The policy also typically requires that the attorney has “retired or otherwise ceased the private practice of law”. Some policies include strong language which voids the “TAIL” coverage if the attorney practices law again after obtaining the TAIL coverage endorsement. However, it is important to keep in mind that if your policy contains the “otherwise cease the private practice of law” language, that you may qualify for No Cost Unlimited TAIL if you move into an industry or government position
For a solo practice, the ability to obtain “TAIL” coverage at no additional premium is an important consideration. However, in order to maximize the benefit, some planning is required.
For all law firms, but especially for a solo practice, it is important to plan for this benefit.
Kaestner & Berry is always available to assist you with this planning.
In part, on account of the virus, cyber risk claims have increased in frequency and severity. Ransomware claims are up over 725% in the last eight months and show no signs of slowing down. Law firms are primary targets for Ransomware/extortion criminal syndicates. In light of deteriorating claims experience, most cyber risk insurers are implementing extensive changes to their cyber risk programs and policies across all industry classes and segments. Prices are expected to increase slightly.

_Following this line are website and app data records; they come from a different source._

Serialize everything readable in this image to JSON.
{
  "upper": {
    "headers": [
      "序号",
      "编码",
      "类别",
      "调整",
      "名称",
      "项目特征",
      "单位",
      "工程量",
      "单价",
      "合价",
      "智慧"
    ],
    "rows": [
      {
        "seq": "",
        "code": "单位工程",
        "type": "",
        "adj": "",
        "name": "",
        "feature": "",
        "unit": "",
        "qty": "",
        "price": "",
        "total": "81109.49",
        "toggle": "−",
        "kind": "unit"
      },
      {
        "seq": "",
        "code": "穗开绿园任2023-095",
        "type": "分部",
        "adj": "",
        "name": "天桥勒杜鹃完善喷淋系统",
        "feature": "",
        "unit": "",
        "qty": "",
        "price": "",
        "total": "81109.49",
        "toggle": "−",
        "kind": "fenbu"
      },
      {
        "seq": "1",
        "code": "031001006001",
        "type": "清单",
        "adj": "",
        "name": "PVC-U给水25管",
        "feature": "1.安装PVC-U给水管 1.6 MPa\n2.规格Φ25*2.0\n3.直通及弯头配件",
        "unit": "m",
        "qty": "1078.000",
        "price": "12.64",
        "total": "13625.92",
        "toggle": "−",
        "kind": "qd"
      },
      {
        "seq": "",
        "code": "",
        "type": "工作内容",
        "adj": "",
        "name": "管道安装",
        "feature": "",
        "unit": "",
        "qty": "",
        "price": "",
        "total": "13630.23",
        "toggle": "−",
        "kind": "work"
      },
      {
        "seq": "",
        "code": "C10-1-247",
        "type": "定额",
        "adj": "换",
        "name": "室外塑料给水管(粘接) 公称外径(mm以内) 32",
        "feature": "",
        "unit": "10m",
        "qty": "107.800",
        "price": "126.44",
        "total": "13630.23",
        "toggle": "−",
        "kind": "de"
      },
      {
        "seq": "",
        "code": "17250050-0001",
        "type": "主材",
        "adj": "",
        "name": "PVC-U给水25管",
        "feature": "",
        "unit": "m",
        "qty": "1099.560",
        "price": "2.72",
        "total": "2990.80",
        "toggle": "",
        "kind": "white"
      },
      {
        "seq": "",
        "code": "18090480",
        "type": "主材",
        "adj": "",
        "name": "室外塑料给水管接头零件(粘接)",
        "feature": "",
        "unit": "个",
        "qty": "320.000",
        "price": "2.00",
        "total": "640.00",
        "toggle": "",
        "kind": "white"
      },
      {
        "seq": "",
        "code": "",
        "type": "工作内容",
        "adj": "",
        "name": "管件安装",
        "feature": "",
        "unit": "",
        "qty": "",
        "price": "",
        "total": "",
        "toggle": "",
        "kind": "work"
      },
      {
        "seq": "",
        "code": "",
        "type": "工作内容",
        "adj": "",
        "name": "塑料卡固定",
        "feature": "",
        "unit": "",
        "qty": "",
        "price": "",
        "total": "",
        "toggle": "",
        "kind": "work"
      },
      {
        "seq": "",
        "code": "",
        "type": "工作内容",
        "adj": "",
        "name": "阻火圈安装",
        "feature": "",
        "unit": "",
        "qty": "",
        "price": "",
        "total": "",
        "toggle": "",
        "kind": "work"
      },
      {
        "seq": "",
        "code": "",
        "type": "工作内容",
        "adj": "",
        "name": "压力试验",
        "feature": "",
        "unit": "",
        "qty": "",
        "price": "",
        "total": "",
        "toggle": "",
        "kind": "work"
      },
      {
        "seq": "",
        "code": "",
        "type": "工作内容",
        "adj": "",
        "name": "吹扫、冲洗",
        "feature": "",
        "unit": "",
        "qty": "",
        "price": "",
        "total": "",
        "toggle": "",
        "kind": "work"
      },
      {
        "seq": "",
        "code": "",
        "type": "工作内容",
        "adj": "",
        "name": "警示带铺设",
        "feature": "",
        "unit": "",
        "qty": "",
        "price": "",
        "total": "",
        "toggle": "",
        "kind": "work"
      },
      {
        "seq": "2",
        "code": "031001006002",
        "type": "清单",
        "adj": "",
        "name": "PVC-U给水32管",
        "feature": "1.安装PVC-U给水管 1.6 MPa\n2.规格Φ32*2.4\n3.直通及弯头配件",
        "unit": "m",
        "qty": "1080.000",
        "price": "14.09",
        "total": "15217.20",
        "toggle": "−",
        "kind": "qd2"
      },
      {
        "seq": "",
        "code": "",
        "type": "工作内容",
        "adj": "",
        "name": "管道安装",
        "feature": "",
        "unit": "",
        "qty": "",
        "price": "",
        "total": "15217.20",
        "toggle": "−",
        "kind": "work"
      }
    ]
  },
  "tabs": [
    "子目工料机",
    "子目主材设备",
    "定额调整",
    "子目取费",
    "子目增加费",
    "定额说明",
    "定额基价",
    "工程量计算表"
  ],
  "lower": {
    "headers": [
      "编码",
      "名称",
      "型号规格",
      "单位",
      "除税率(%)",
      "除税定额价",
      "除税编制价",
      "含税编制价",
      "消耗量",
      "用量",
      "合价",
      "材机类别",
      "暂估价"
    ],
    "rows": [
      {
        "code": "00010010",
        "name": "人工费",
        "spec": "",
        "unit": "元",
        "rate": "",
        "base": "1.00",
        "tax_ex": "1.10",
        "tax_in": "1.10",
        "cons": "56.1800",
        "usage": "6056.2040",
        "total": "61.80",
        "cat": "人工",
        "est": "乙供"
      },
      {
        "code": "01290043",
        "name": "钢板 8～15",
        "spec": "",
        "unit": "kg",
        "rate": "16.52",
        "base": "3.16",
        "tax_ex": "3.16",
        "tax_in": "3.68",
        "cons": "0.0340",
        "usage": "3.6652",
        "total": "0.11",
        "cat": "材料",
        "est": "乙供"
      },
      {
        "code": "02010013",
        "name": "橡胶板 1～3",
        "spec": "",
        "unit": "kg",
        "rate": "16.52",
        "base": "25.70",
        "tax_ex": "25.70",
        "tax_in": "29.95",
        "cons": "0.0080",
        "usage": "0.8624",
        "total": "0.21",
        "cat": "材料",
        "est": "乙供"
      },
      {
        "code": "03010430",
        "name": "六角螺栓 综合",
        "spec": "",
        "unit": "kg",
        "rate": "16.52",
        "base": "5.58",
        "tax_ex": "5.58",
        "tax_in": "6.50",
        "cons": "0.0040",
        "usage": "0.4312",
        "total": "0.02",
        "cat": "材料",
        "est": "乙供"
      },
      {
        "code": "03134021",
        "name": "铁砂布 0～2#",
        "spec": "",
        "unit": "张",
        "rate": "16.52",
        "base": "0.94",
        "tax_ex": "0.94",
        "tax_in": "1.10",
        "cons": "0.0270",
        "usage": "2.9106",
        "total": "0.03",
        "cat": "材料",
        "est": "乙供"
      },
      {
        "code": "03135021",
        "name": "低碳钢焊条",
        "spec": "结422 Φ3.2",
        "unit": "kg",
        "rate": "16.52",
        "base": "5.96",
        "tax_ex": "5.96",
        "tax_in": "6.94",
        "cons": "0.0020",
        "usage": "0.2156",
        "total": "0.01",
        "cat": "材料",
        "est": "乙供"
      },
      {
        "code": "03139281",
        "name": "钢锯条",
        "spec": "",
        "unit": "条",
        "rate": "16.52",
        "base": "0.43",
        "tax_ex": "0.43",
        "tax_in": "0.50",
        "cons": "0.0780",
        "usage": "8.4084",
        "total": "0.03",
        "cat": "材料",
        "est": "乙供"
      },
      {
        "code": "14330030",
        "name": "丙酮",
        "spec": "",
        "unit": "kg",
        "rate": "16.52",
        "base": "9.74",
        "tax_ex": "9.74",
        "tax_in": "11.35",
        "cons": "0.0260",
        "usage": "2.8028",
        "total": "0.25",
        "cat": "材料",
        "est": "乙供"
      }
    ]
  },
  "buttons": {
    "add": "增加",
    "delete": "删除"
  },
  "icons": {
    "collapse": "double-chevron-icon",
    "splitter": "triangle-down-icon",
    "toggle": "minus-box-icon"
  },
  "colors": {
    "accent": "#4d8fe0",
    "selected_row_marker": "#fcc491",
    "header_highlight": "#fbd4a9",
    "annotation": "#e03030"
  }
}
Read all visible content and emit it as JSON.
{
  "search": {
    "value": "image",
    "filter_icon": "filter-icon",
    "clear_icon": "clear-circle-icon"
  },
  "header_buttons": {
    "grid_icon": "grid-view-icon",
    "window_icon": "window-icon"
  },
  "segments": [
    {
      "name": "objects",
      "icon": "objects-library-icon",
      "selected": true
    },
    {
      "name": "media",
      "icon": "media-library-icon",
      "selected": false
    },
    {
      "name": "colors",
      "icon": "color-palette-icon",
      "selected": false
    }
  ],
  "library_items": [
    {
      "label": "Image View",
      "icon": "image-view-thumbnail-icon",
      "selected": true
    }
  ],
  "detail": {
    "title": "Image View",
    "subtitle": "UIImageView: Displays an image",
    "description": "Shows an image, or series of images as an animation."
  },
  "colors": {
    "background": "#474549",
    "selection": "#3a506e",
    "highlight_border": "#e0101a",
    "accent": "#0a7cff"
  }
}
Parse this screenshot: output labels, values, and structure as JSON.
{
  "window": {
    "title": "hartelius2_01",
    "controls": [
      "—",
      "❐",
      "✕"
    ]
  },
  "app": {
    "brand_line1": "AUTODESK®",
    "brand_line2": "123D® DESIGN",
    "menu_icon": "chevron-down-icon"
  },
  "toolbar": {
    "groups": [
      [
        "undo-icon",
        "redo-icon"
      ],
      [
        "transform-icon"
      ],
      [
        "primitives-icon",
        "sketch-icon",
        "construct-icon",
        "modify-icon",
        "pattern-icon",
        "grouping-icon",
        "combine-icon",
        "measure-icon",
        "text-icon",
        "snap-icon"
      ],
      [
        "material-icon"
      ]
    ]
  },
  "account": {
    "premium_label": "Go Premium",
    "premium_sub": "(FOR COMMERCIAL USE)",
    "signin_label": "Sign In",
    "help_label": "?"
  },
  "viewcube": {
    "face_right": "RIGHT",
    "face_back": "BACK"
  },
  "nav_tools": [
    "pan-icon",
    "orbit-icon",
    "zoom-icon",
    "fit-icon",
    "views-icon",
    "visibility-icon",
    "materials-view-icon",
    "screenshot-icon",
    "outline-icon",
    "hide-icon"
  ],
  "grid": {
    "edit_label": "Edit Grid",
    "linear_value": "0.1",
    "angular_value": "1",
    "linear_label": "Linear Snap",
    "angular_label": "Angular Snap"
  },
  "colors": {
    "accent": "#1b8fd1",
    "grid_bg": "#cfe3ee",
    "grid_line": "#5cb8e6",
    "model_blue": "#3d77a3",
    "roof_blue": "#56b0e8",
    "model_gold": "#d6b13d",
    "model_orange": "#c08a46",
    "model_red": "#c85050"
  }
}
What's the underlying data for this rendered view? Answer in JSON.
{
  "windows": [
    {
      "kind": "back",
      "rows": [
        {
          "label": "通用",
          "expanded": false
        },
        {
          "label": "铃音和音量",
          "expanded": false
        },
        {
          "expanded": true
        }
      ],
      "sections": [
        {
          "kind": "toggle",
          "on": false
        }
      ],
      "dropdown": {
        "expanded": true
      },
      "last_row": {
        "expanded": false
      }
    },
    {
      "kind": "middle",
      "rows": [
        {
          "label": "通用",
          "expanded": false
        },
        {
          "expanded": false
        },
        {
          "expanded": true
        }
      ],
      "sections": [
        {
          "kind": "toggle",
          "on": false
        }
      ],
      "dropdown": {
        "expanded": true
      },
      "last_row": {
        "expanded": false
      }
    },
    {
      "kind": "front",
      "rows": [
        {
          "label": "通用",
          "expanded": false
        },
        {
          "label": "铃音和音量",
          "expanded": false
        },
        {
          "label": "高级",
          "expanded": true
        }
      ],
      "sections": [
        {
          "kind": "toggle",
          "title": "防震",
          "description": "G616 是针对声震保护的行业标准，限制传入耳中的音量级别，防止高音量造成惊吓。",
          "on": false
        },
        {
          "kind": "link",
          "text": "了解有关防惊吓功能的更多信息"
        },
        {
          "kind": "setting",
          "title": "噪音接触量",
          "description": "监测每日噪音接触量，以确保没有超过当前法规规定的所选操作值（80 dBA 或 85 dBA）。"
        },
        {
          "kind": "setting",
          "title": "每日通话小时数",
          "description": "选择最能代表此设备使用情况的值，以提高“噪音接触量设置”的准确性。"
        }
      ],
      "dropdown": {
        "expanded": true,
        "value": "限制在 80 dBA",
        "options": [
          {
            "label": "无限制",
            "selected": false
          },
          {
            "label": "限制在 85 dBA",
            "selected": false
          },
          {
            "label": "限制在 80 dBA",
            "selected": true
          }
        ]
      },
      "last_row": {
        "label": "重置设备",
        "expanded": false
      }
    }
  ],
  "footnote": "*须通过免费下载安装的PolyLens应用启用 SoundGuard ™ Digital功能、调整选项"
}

We are in a unique position because we only service law firm clients, and so our efforts focus solely on law firm risks. This allows us to best serve our clients. Contact Kaestner & Berry if you do not have a cyber policy to protect your firm in the event of cyber claims.
On Lawyer Professional Liability policies, it is important to understand “TAIL” coverage. This is because the policies are all on a claims made basis. Under a claims made policy the coverage is triggered at the time the claim is reported to the carrier.
The Importance of Tail Coverage for Retired Professionals
When a lawyer retires, his or her exposure to future claims does not end. Claims may continue to be made against the lawyer and/or against the law firm for which he or she worked before retiring. Failure to arrange so-called tail coverage (also known as an extended reporting period, or ERP) for future claims can leave the retiree and his or her former employer subject to uninsured losses.
Given the long-tail nature of claims against professionals, it is not uncommon for claims to be made many years after the allegedly wrongful act took place. Accordingly, even if a professional ceases to practice, he or she must obtain some form of “tail coverage” to avoid gaps because claims are often made many years after an act was committed.
An ERP in a claims-made policy allows an insured to report a claim or claims to an insurer after a policy has terminated if the claim was the result of an act that took place while the policy was in force on the date when a claim is made against the insured.
“No Cost” Nonpracticing Tail for Retired Lawyers
For solo attorneys in particular, there is a significant incentive to keep track of the provisions in your policy for no cost tail coverage. Most companies offer free tail coverage upon retirement or “ceasing of practice of law”. There are qualifications to this no cost tail coverage. For instance, most companies require that you be insured with that company for at least 3 consecutive years before you qualify. (Some companies require you be insured by them for 5 years). Some companies require the “retiring” insured by at least 55 years of age. Check your policy or contact Kaestner & Berry if you have any questions.
Kaestner & Berry is helping you navigate your law firm’s malpractice insurance.